**WHAT TO DO**. Each line of the records that holds "Shape" should be shown in full.

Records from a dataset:
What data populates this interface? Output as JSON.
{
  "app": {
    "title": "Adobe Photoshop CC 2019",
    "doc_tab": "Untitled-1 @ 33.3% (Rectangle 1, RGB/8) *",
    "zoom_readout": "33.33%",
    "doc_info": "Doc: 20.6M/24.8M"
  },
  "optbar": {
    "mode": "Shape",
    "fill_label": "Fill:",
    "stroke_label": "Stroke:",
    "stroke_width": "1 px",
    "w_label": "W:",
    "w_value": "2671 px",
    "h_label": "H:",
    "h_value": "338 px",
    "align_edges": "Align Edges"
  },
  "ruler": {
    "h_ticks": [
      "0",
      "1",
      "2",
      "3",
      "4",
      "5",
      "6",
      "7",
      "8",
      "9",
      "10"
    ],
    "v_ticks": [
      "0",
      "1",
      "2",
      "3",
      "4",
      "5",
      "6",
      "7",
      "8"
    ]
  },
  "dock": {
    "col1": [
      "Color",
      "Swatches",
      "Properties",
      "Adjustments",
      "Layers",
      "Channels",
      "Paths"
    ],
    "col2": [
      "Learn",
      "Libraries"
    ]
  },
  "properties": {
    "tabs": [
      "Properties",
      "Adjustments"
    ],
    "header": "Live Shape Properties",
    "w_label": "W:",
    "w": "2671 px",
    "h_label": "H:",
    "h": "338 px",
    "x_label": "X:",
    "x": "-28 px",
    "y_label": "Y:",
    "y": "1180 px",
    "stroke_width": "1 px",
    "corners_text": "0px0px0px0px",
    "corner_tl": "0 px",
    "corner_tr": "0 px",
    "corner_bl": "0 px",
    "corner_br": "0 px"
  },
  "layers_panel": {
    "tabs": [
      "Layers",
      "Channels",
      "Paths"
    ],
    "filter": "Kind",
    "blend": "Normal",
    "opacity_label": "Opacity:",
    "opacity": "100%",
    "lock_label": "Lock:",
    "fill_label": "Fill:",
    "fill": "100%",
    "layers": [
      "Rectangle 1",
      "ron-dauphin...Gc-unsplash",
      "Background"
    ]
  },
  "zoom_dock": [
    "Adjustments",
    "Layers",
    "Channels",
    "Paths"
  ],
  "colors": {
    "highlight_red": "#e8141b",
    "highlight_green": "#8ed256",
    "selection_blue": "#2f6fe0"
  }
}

**EXERCISE OUTPUT**.
    "mode": "Shape",
    "header": "Live Shape Properties",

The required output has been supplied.